Back in 1937, the owner of an Oklahoma grocery chain called Humpty Dumpty was thinking of ways to get his clients to buy more stuff at his stores. His solution was as ingenious as it was it was practical: a large metal basket with little wheels. It could be filled to the brim with product upon product, then easily pushed to the checkout counter.
Today, Sylvan Goldman is remembered as the inventor of the shopping cart—a technology which has remained largely unchanged since its creation. But that may not be the case for much longer, as the good folks at Walmart are seeking to reinvent the swivel wheel by creating a mobile fleet of automated shopping carts that can be controlled by a smartphone, CNN reports.
According to a patent application made by Walmart and granted by the US government last week, the prototype shopping carts would be pimped out with detachable motors, video cameras, and sensors, which would allow shoppers to summon their cart with a "user interface device" like a tablet or phone.
In other words, your unmanned shopping cart could find you in the store, hopefully avoiding human toes and other carts, and take care of all of that exhausting pushing for you. And while pushing shopping carts is probably one of the only forms of exercise that sedentary, consumerist Americans engage in on a regular basis, the time may have come to let machines undertake even this minimally demanding task.
But the carts envisioned by Walmart are about way more than minimizing physical exertion. The smart carts will also be able to tell humans working at the stores which of them are unattended and return to a docking station on their own, which could have huge implications for inventory. They would also be able to tell customers where items are located inside of airplane hangar-sized Walmarts.

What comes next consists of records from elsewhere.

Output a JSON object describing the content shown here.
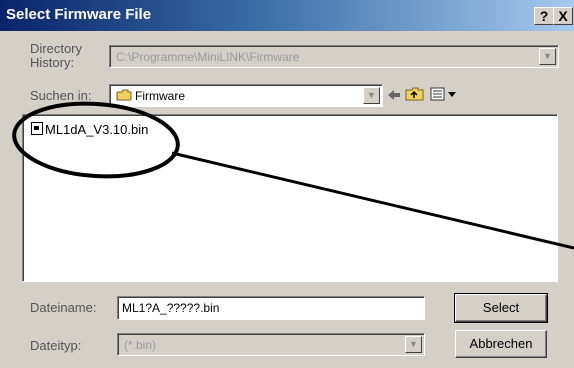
{
  "window": {
    "title": "Select Firmware File",
    "help_label": "?",
    "close_label": "X"
  },
  "history": {
    "label_line1": "Directory",
    "label_line2": "History:",
    "value": "C:\\Programme\\MiniLINK\\Firmware"
  },
  "lookin": {
    "label": "Suchen in:",
    "value": "Firmware"
  },
  "toolbar": {
    "back_icon": "back-arrow-icon",
    "up_icon": "up-folder-icon",
    "view_icon": "view-menu-icon"
  },
  "files": [
    {
      "name": "ML1dA_V3.10.bin"
    }
  ],
  "filename": {
    "label": "Dateiname:",
    "value": "ML1?A_?????.bin"
  },
  "filetype": {
    "label": "Dateityp:",
    "value": "(*.bin)"
  },
  "buttons": {
    "select": "Select",
    "cancel": "Abbrechen"
  },
  "colors": {
    "title_start": "#0a246a",
    "title_end": "#a6caf0",
    "dialog_bg": "#d4d0c8"
  }
}
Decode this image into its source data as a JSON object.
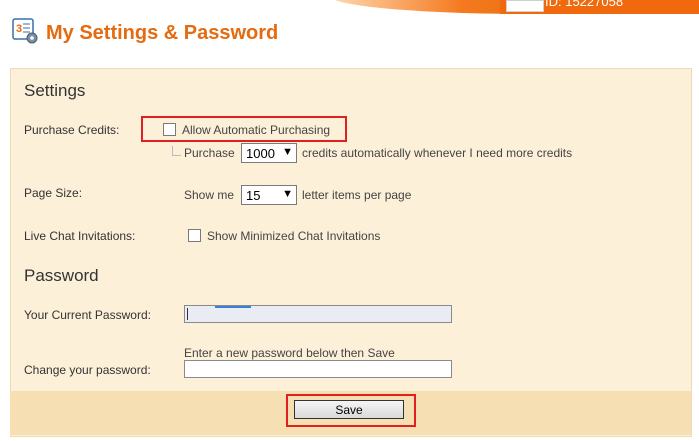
{
  "header": {
    "id_text": "ID: 15227058",
    "title": "My Settings & Password"
  },
  "settings": {
    "heading": "Settings",
    "purchase_credits": {
      "label": "Purchase Credits:",
      "auto_checkbox_label": "Allow Automatic Purchasing",
      "purchase_prefix": "Purchase",
      "amount_selected": "1000",
      "purchase_suffix": "credits automatically whenever I need more credits"
    },
    "page_size": {
      "label": "Page Size:",
      "prefix": "Show me",
      "selected": "15",
      "suffix": "letter items per page"
    },
    "live_chat": {
      "label": "Live Chat Invitations:",
      "checkbox_label": "Show Minimized Chat Invitations"
    }
  },
  "password": {
    "heading": "Password",
    "current_label": "Your Current Password:",
    "hint": "Enter a new password below then Save",
    "change_label": "Change your password:"
  },
  "footer": {
    "save_label": "Save"
  },
  "colors": {
    "accent": "#e56a10",
    "panel_bg": "#fdf0d8",
    "highlight": "#e02020"
  }
}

While patent approval hardly means that a design will go into production, it does mean that it could be time to revamp the shopping cart after almost 100 years of the consistency. And, as with any case of mechanization of labor, humans will inevitably be replaced, meaning that the time-honored summer job of pushing carts in the parking lot could soon be obsolete.